## Verified Solution

We solve Equation (10.21) for $\rho / r_{0}$ in terms of $V\left(r=r_{0}\right)$ and obtain

\begin{aligned}\frac{\rho}{r_{0}} &=1+\frac{4 \pi \epsilon_{0} r_{0} V\left(r=r_{0}\right)}{\alpha e^{2}} \quad \\&=1+\frac{(0.282 nm )\left(-1.269 \times 10^{-18} J \right)}{\left(8.988 \times 10^{9} N \cdot m ^{2} / C ^{2}\right)(1.7476)\left(1.602 \times 10^{-19} C \right)^{2}} \\&=0.112\end{aligned}

Therefore $\rho=0.112 r_{0}=0.0316$ nm, which is in agreement with the value listed in Table 10.2. Indeed, this shows that the repulsive potential is very short range.
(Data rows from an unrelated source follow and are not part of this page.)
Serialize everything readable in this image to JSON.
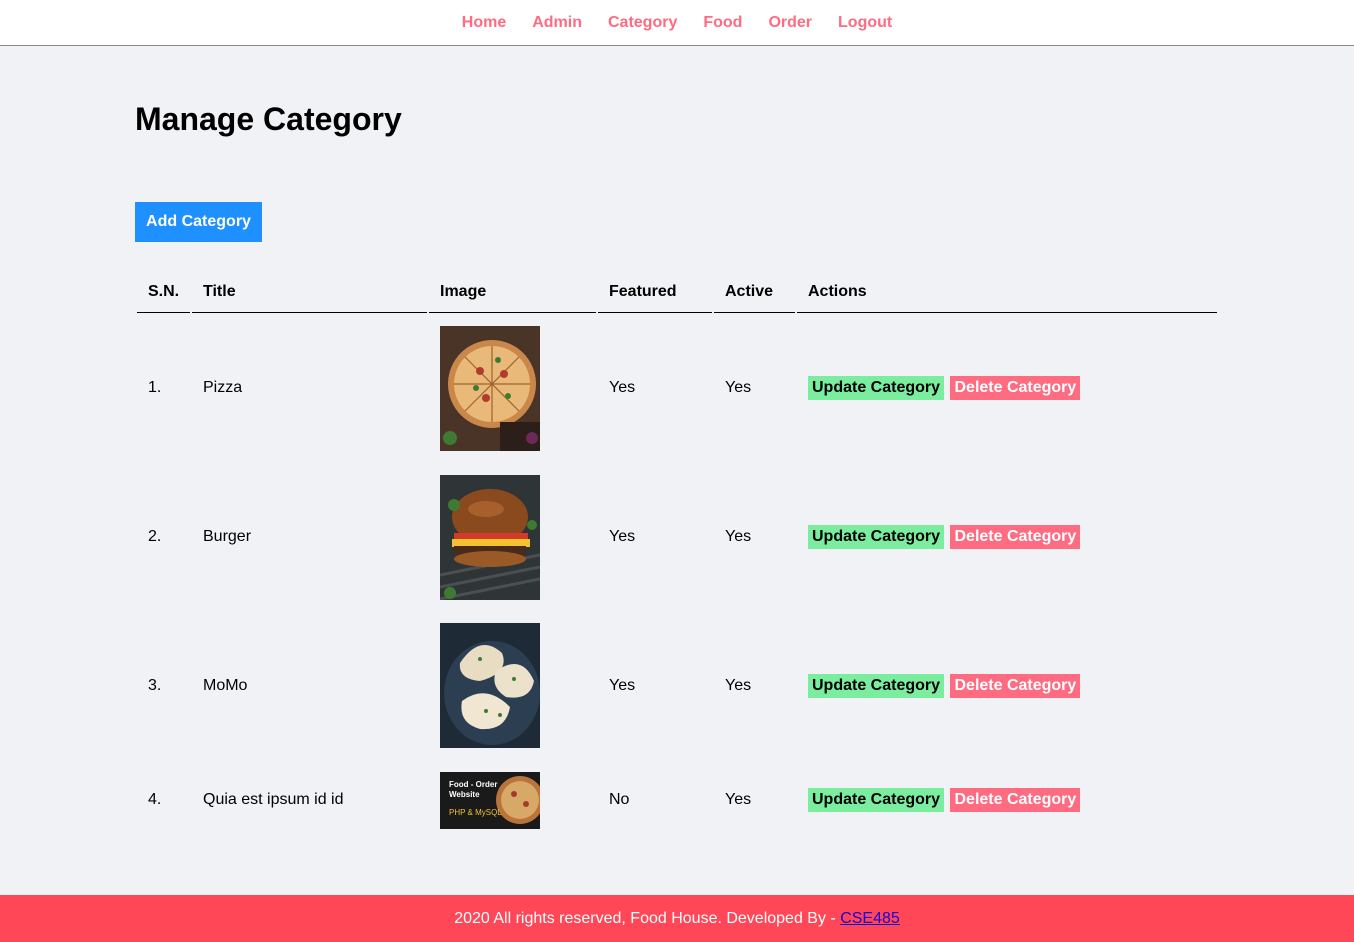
{
  "nav": {
    "items": [
      {
        "label": "Home"
      },
      {
        "label": "Admin"
      },
      {
        "label": "Category"
      },
      {
        "label": "Food"
      },
      {
        "label": "Order"
      },
      {
        "label": "Logout"
      }
    ]
  },
  "page": {
    "title": "Manage Category",
    "add_button": "Add Category"
  },
  "table": {
    "headers": [
      "S.N.",
      "Title",
      "Image",
      "Featured",
      "Active",
      "Actions"
    ],
    "rows": [
      {
        "sn": "1.",
        "title": "Pizza",
        "image": "pizza-image",
        "featured": "Yes",
        "active": "Yes",
        "update": "Update Category",
        "delete": "Delete Category"
      },
      {
        "sn": "2.",
        "title": "Burger",
        "image": "burger-image",
        "featured": "Yes",
        "active": "Yes",
        "update": "Update Category",
        "delete": "Delete Category"
      },
      {
        "sn": "3.",
        "title": "MoMo",
        "image": "momo-image",
        "featured": "Yes",
        "active": "Yes",
        "update": "Update Category",
        "delete": "Delete Category"
      },
      {
        "sn": "4.",
        "title": "Quia est ipsum id id",
        "image": "food-order-banner-image",
        "image_text_1": "Food - Order",
        "image_text_2": "Website",
        "image_text_3": "PHP & MySQL",
        "featured": "No",
        "active": "Yes",
        "update": "Update Category",
        "delete": "Delete Category"
      }
    ]
  },
  "footer": {
    "text": "2020 All rights reserved, Food House. Developed By - ",
    "link": "CSE485"
  },
  "colors": {
    "nav_link": "#ff6b81",
    "primary_button": "#1e90ff",
    "update_button": "#7bed9f",
    "delete_button": "#ff6b81",
    "footer_bg": "#ff4757",
    "page_bg": "#f1f2f6"
  }
}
 Table 10.2 Properties of Salt Crystals with the NaCl Structure Nearest- Repulsive Range Dissociation Salt Neighbor Parameter Energy Crystal Separation (nm) $\rho$ (nm) (kJ/mol) LiF 0.214 0.029 1014 LiCl 0.257 0.033 832.6 LiBr 0.275 0.034 794.5 LiI 0.3 0.037 743.8 NaF 0.232 0.029 897.5 NaCl 0.282 0.032 764.4 NaBr 0.299 0.033 726.7 NaI 0.324 0.035 683.2 KF 0.267 0.03 794.5 KCl 0.315 0.033 694 KBr 0.33 0.034 663.5 KI 0.353 0.035 627.5 RbF 0.282 0.03 759.3 RbCl 0.329 0.032 666.8 RbBr 0.345 0.034 638.8 RbI 0.367 0.035 606.6 From C. Kittel, Introduction to Solid State Physics, 5th ed., New York: Wiley (1976), p. 92.